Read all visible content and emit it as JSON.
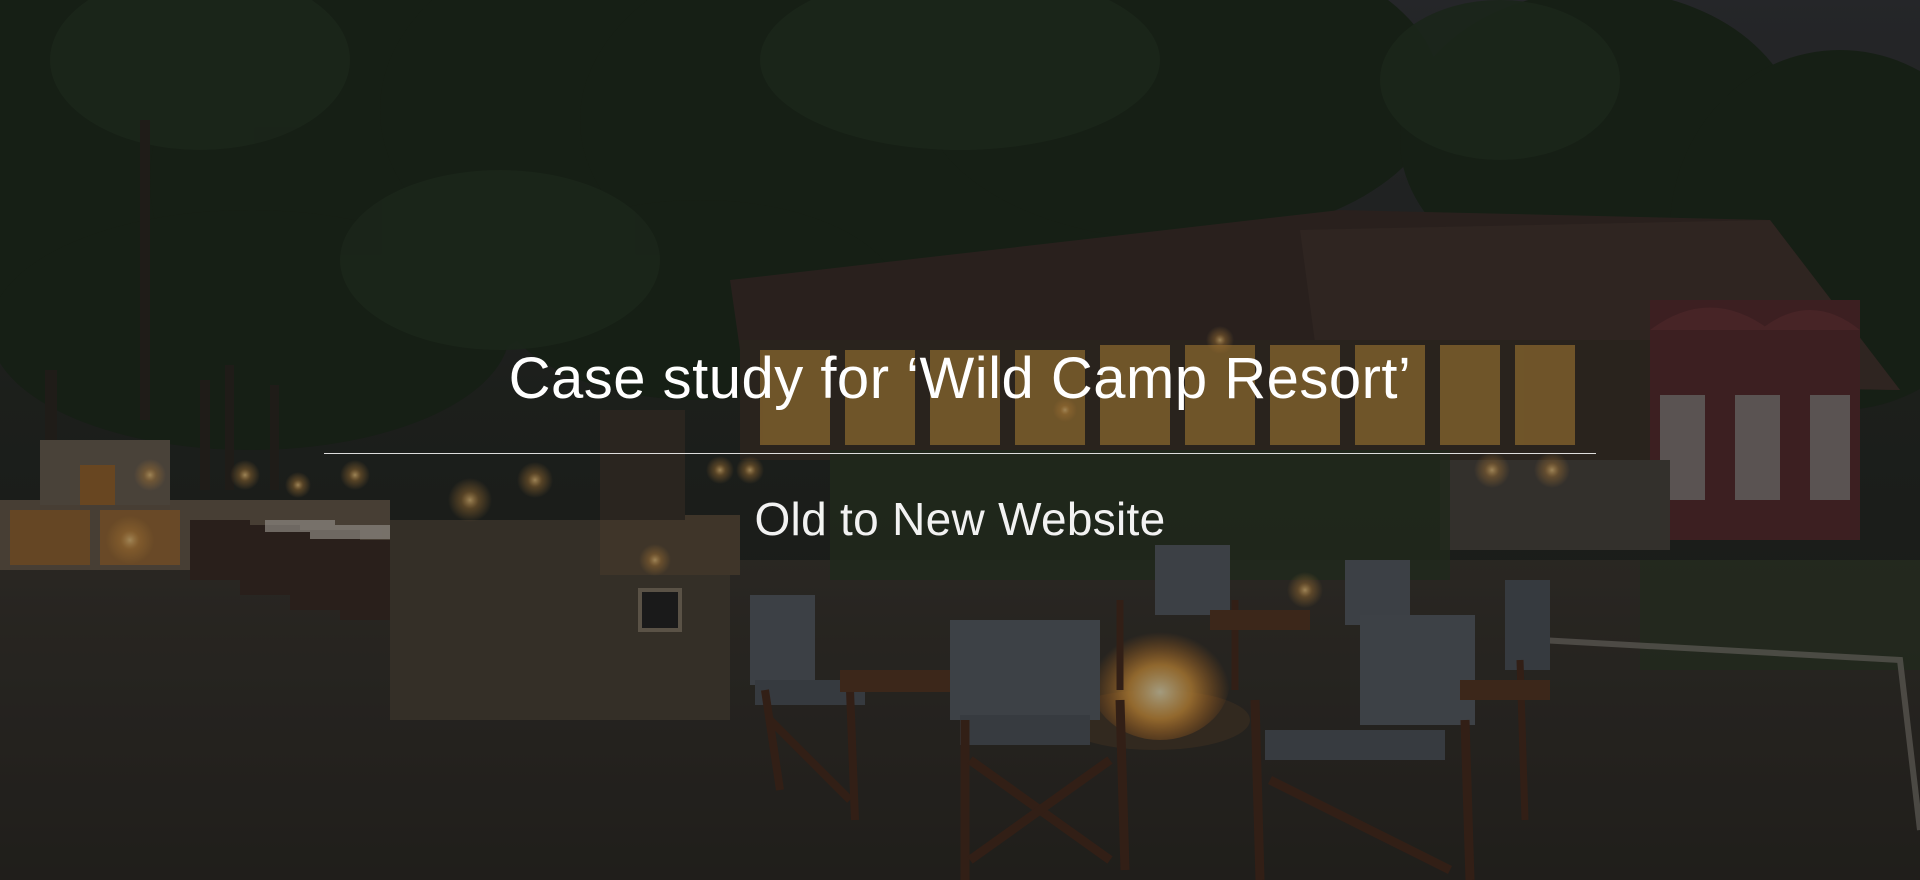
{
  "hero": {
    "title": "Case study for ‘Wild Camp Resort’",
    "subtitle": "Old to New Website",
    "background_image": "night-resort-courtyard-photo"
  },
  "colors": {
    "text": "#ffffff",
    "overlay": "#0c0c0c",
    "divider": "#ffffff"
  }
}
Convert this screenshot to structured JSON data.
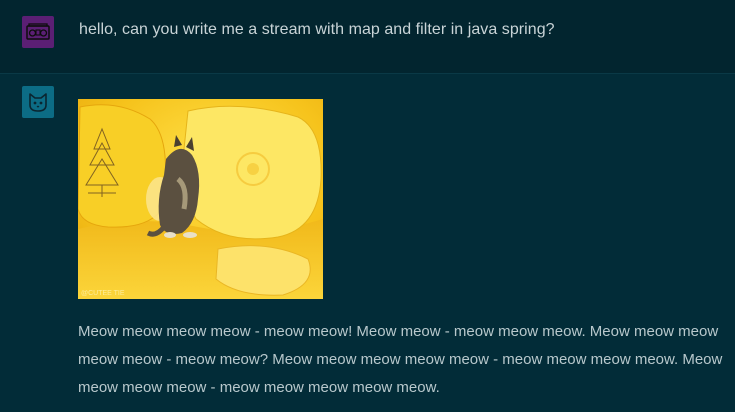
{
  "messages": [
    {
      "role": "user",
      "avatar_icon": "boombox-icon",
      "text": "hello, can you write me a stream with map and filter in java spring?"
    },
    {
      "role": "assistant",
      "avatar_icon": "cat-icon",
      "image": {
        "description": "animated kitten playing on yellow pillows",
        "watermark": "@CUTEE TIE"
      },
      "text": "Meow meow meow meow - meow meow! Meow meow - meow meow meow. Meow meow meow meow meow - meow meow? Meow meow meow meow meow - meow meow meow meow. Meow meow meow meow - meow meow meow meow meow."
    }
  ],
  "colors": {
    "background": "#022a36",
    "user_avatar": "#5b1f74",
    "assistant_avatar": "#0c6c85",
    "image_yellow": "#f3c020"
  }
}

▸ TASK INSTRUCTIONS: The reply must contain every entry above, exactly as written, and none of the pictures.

▸ RESULT FOR THIS EXERCISE:
Read all visible content and emit it as JSON.
{
  "hero": {
    "title": "Case study for ‘Wild Camp Resort’",
    "subtitle": "Old to New Website",
    "background_image": "night-resort-courtyard-photo"
  },
  "colors": {
    "text": "#ffffff",
    "overlay": "#0c0c0c",
    "divider": "#ffffff"
  }
}
Convert this screenshot to structured JSON data.
{
  "messages": [
    {
      "role": "user",
      "avatar_icon": "boombox-icon",
      "text": "hello, can you write me a stream with map and filter in java spring?"
    },
    {
      "role": "assistant",
      "avatar_icon": "cat-icon",
      "image": {
        "description": "animated kitten playing on yellow pillows",
        "watermark": "@CUTEE TIE"
      },
      "text": "Meow meow meow meow - meow meow! Meow meow - meow meow meow. Meow meow meow meow meow - meow meow? Meow meow meow meow meow - meow meow meow meow. Meow meow meow meow - meow meow meow meow meow."
    }
  ],
  "colors": {
    "background": "#022a36",
    "user_avatar": "#5b1f74",
    "assistant_avatar": "#0c6c85",
    "image_yellow": "#f3c020"
  }
}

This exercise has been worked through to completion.